But if that was enough a decade ago, it no longer is today as coffee farmers face the impact of climate change, food scarcity and water security, among other issues. This reality was a driving force when we established our new 2020 resilient supply chain targets, one of which is to engage and significantly improve the livelihoods of one million people in our supply chains.
Changing the Climate, Changing the World
Climate change has a direct impact on our coffee farmers and their communities. As an example, coffee rust – a climate-related disease affecting coffee trees – has devastated farms in Central America.

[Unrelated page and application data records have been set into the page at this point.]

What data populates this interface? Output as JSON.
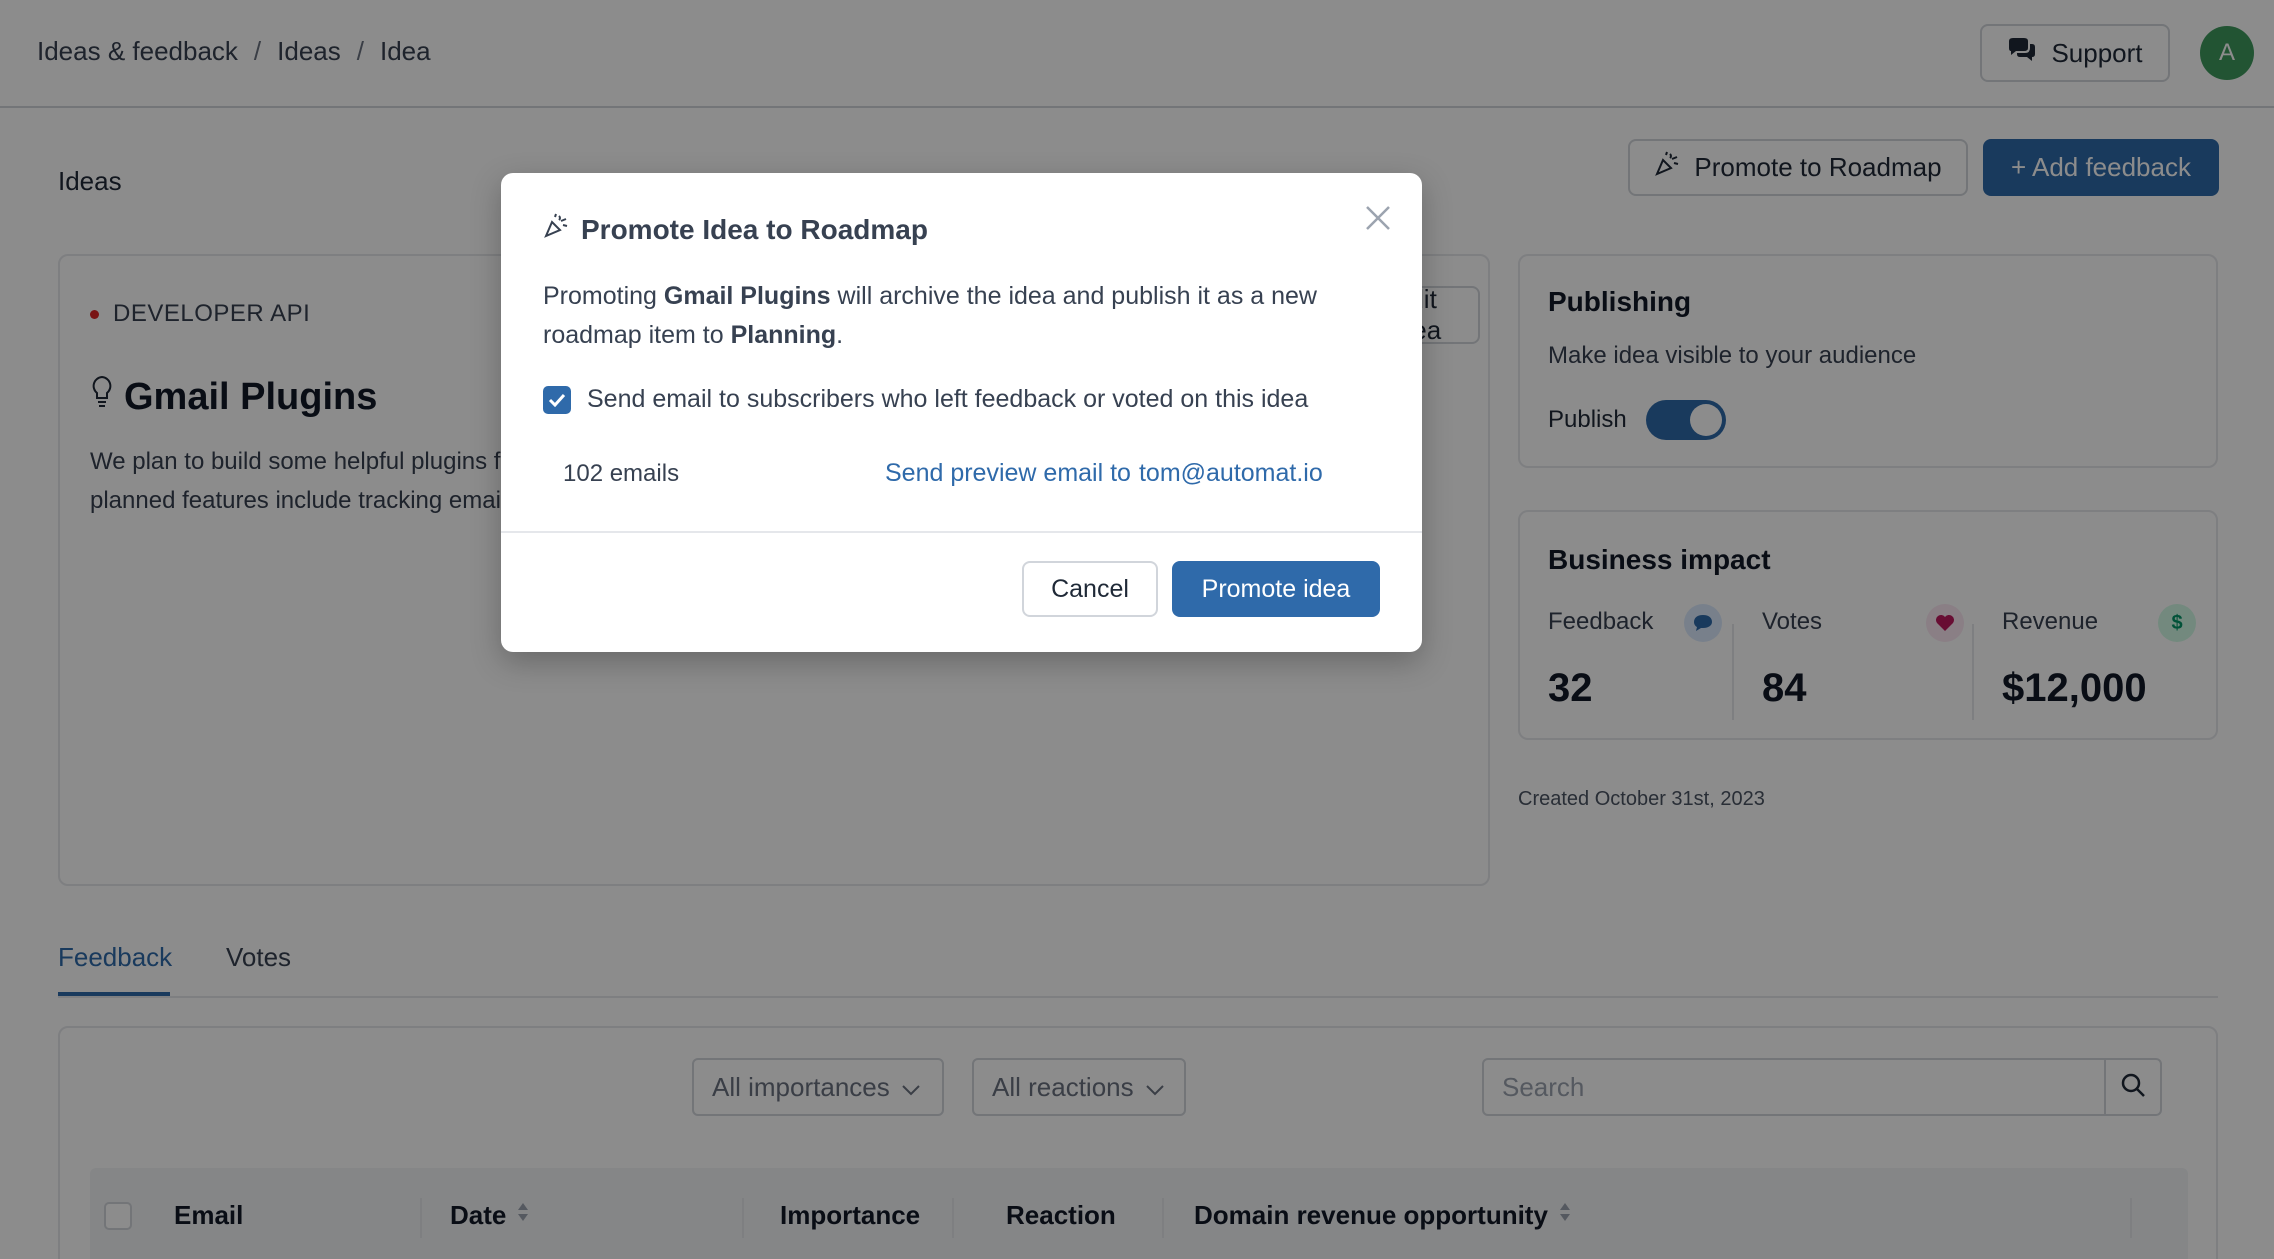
{
  "breadcrumb": {
    "items": [
      "Ideas & feedback",
      "Ideas",
      "Idea"
    ],
    "sep": "/"
  },
  "topbar": {
    "support_label": "Support",
    "avatar_initial": "A"
  },
  "header": {
    "section_title": "Ideas",
    "promote_label": "Promote to Roadmap",
    "add_feedback_label": "+ Add feedback"
  },
  "idea": {
    "category": "DEVELOPER API",
    "title": "Gmail Plugins",
    "description": "We plan to build some helpful plugins for Gmail to make it easier for you to make better use of Acme features. Some of the planned features include tracking email open and click through rate, and auto-organizing your inbox.",
    "edit_label": "Edit idea"
  },
  "publishing": {
    "title": "Publishing",
    "subtitle": "Make idea visible to your audience",
    "publish_label": "Publish",
    "published": true
  },
  "impact": {
    "title": "Business impact",
    "metrics": [
      {
        "label": "Feedback",
        "value": "32"
      },
      {
        "label": "Votes",
        "value": "84"
      },
      {
        "label": "Revenue",
        "value": "$12,000"
      }
    ]
  },
  "created": "Created October 31st, 2023",
  "tabs": [
    {
      "label": "Feedback",
      "active": true
    },
    {
      "label": "Votes",
      "active": false
    }
  ],
  "filters": {
    "importance": "All importances",
    "reactions": "All reactions",
    "search_placeholder": "Search"
  },
  "table": {
    "columns": [
      "Email",
      "Date",
      "Importance",
      "Reaction",
      "Domain revenue opportunity"
    ]
  },
  "modal": {
    "title": "Promote Idea to Roadmap",
    "text_prefix": "Promoting ",
    "idea_name": "Gmail Plugins",
    "text_middle": " will archive the idea and publish it as a new roadmap item to ",
    "target": "Planning",
    "text_suffix": ".",
    "checkbox_label": "Send email to subscribers who left feedback or voted on this idea",
    "checkbox_checked": true,
    "email_count": "102 emails",
    "preview_label": "Send preview email to",
    "preview_email": "tom@automat.io",
    "cancel_label": "Cancel",
    "promote_label": "Promote idea"
  },
  "colors": {
    "accent": "#2f6aaa",
    "avatar": "#3f9a5e",
    "feedback_badge": "#dbeafe",
    "votes_badge": "#fce7f3",
    "revenue_badge": "#d1fae5"
  }
}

We took action by investing $1.9 million in a $7 million public-private partnership with the Multilateral Investment Fund (MIF) and Skoll Foundation, which supports Root Capital’s Coffee Farmer Resilience Initiative to help farmers impacted by coffee rust.
But problems caused by climate change often tend to be multifold, impacting both food systems and water security.
Food Security a Win-Win
We often take it for granted that food is available when and where we need it. But for some coffee farmers, food scarcity is a reality that impacts their ability to keep their families well nourished, let alone sustain a decent livelihood.
When a study we conducted with the International Center for Tropical Agriculture (CIAT) in 2007 revealed that food security was a significant issue for many coffee communities, we decided to partner with NGOs like Heifer International, Save the Children, Catholic Relief Services and others to support projects that help farming families increase home food production, improve food storage and provide them with the tools and training they need to diversify their crops and increase their access to the marketplace.
We followed up with another study last summer conducted in partnership with CIAT and the University of Vermont, which showed positive results of our efforts in reducing seasonal hunger in coffee growing communities. But it’s important to note food scarcity is tied to another issue – a community’s access to clean water for drinking and home food production.
The Importance of Water Stewardship
With climate change causing irregular rainfall patterns in coffee growing communities, production cycles are getting affected as well as farmers’ ability to sustain consistent crop yields. Sometimes there is not enough rainfall to feed the crops; other times there’s too much rain, resulting in floods that wash away needed soil. We’re working with farmers on managing and protecting their water resources, including ways to increase their productivity per unit of rainwater and managing water consumption so they have enough potable water for drinking, cooking, household needs and home food production.
While we are working closely with coffee communities on these issues, access to water is a global issue and we're making a significant investment in water initiatives that will benefit people in coffee communities as well as in the United States and around the world. This includes a partnership we recently announced with Global Water Initiative (GWI) to drive on-the-ground work to improve management of water resources in coffee-growing areas of Central America. In addition, we have partnered with charity: water to bring clean drinking water to one million people by 2020.
Next Up: A Broader Approach
As we look ahead, we know our manufacturing supply chain will need to have as strong of a focus as we’ve given to our agricultural supply chain over the years. We're looking to our responsible sourcing program to guide us as we direct the same interest and passion toward improving the quality of life of our manufacturing suppliers.
We’ve put a stake in the ground by aiming to improve the livelihoods of one million people in our supply chains. It is a tall order, but it’s one we’re up for.
Next: What is Keurig Green Mountain doing to create more sustainable products? Monique Oxender, Senior Director of Sustainability, responds.